Each line of the listing below that includes "pink" should be reported.
/---
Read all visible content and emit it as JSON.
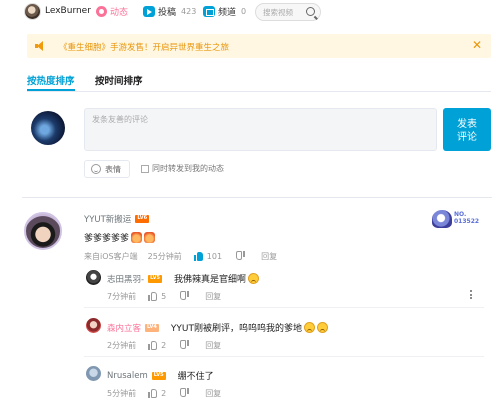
{
  "nav": {
    "username": "LexBurner",
    "dynamic_label": "动态",
    "submissions_label": "投稿",
    "submissions_count": "423",
    "channels_label": "频道",
    "channels_count": "0",
    "search_placeholder": "搜索视频"
  },
  "notice": {
    "text": "《重生细胞》手游发售！开启异世界重生之旅",
    "close": "✕"
  },
  "tabs": [
    {
      "label": "按热度排序",
      "active": true
    },
    {
      "label": "按时间排序",
      "active": false
    }
  ],
  "composer": {
    "placeholder": "发条友善的评论",
    "send_label": "发表\n评论",
    "emoji_label": "表情",
    "repost_label": "同时转发到我的动态"
  },
  "comment": {
    "username": "YYUT新搬运",
    "level": "LV6",
    "text": "爹爹爹爹爹",
    "source": "来自iOS客户端",
    "time": "25分钟前",
    "likes": "101",
    "reply_label": "回复",
    "badge_no": "NO.",
    "badge_num": "013522"
  },
  "replies": [
    {
      "username": "志田黑羽-",
      "level": "LV5",
      "text": "我佛辣真是官细啊",
      "time": "7分钟前",
      "likes": "5",
      "reply_label": "回复",
      "pink": false
    },
    {
      "username": "森内立客",
      "level": "LV4",
      "text": "YYUT刚被刷评，呜呜呜我的爹地",
      "time": "2分钟前",
      "likes": "2",
      "reply_label": "回复",
      "pink": true
    },
    {
      "username": "Nrusalem",
      "level": "LV5",
      "text": "绷不住了",
      "time": "5分钟前",
      "likes": "2",
      "reply_label": "回复",
      "pink": false
    }
  ],
  "colors": {
    "accent": "#00a1d6",
    "pink": "#fb7299",
    "notice_bg": "#fff7e1",
    "notice_text": "#e8960c"
  }
}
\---
> [Reply to the exercise]
      "pink": false
      "pink": true
      "pink": false
    "pink": "#fb7299",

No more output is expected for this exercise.